The economic impact of a fracking ban on shale oil would be somewhat different from the impact on the U.S. gas market, given that lower oil production can be much more easily replaced by imports. At least in theory.
As is the case with shale gas, shale oil wells tend to decline sharply, so that a fracking ban would quickly lead to much lower production. The figure below shows the decline rates for various shale oil basins, defined as the monthly drop in production from existing wells as a share of total production. The decline rate of the biggest shale producer, the Permian, has been relatively stable at 5-6% per month, while the oldest basin, Bakken, has stabilized at a lower level, presumably reflecting the existence of many more wells that are past their initial rapid decline phase.
Applying these decline rates to current production (and the EIA’s projected trend for 2020) yields the figure below, which shows that total shale oil production would decline by 8 mb/d over the course of two years (January 2021 to December 2022). This is perhaps slightly overstated (see note at end), and would be potentially offset by in part increased conventional oil drilling, but there would easily be an increase of 4 mb/d in oil imports by the end of 2022. Even if oil prices did not rise, that translates to an additional $7.2 billion per month on the U.S. trade deficit.
This is an unparalleled amount, albeit coming at a time of weak oil markets. Still, given OPEC’s current spare capacity of 3 mb/d, which assumes no remaining constraints on Saudi Arabia due to the recent missile attacks on Abqaiq, the organization (and its allies) would be hard pressed to cover the shortfall. While a few countries, notably Iraq and Saudi Arabia, could theoretically launch crash programs to raise production levels, they would probably hesitate out of concern that the fracking ban would be eased, once the severity of its impact was realized.
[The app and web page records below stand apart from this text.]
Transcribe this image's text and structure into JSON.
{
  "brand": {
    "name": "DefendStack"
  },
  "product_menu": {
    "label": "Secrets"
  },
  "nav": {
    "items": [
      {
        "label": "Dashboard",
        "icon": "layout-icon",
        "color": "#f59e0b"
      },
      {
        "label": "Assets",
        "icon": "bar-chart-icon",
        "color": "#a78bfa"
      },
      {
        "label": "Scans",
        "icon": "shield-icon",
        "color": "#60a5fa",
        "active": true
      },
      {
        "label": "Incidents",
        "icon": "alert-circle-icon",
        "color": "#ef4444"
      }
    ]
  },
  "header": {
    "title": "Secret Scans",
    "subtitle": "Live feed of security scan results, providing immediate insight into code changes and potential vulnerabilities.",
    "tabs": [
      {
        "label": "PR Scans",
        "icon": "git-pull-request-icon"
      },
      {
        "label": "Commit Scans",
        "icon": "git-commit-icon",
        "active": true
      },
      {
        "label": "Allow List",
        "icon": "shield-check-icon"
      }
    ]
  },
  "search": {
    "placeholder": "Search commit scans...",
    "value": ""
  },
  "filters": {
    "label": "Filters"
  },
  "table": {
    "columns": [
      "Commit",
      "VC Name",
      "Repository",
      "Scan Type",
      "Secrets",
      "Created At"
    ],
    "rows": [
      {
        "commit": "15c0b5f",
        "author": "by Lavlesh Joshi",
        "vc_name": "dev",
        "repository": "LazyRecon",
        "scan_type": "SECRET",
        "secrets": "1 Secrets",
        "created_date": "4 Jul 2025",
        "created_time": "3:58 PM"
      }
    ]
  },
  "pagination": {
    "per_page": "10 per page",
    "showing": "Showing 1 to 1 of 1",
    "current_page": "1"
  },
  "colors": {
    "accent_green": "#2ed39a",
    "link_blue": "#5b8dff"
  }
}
In all likelihood, the U.S. oil production level (all liquids) would probably return to the pre-shale level of roughly 10-12 million barrels per day, meaning net imports of 8 million barrels a day or more. And if global oil prices ‘only’ rise to $80, the U.S. trade balance for oil would go from about $20 billion now to over $200 billion per year. This would be a major hit on the economy, weakening the dollar and increasing inflation, while consumers would see a loss of about $300 billion from their wallets.
It is almost inconceivable that such a drastic measure would be implemented, but there have been all too many instances of governments taking seemingly irrational steps in response to populist pressure. The decision of the German government to close the nation’s nuclear power plants after the Fukushima accident, triggered by a one-thousand year tsunami, something Germany has not experienced in recorded history, certainly stands out. A nation spending tens if not hundreds of billions of dollars on renewable energy has seen its greenhouse gas emissions increase just to satisfy the irrational fears of some of its citizenry.
Analytical note: The likely trend in shale oil production after a fracking ban is a complicated interaction of the decline rates in existing wells which are of many maturities. A research note describing the calculation will be published shortly.
Date: Nov 3, 2019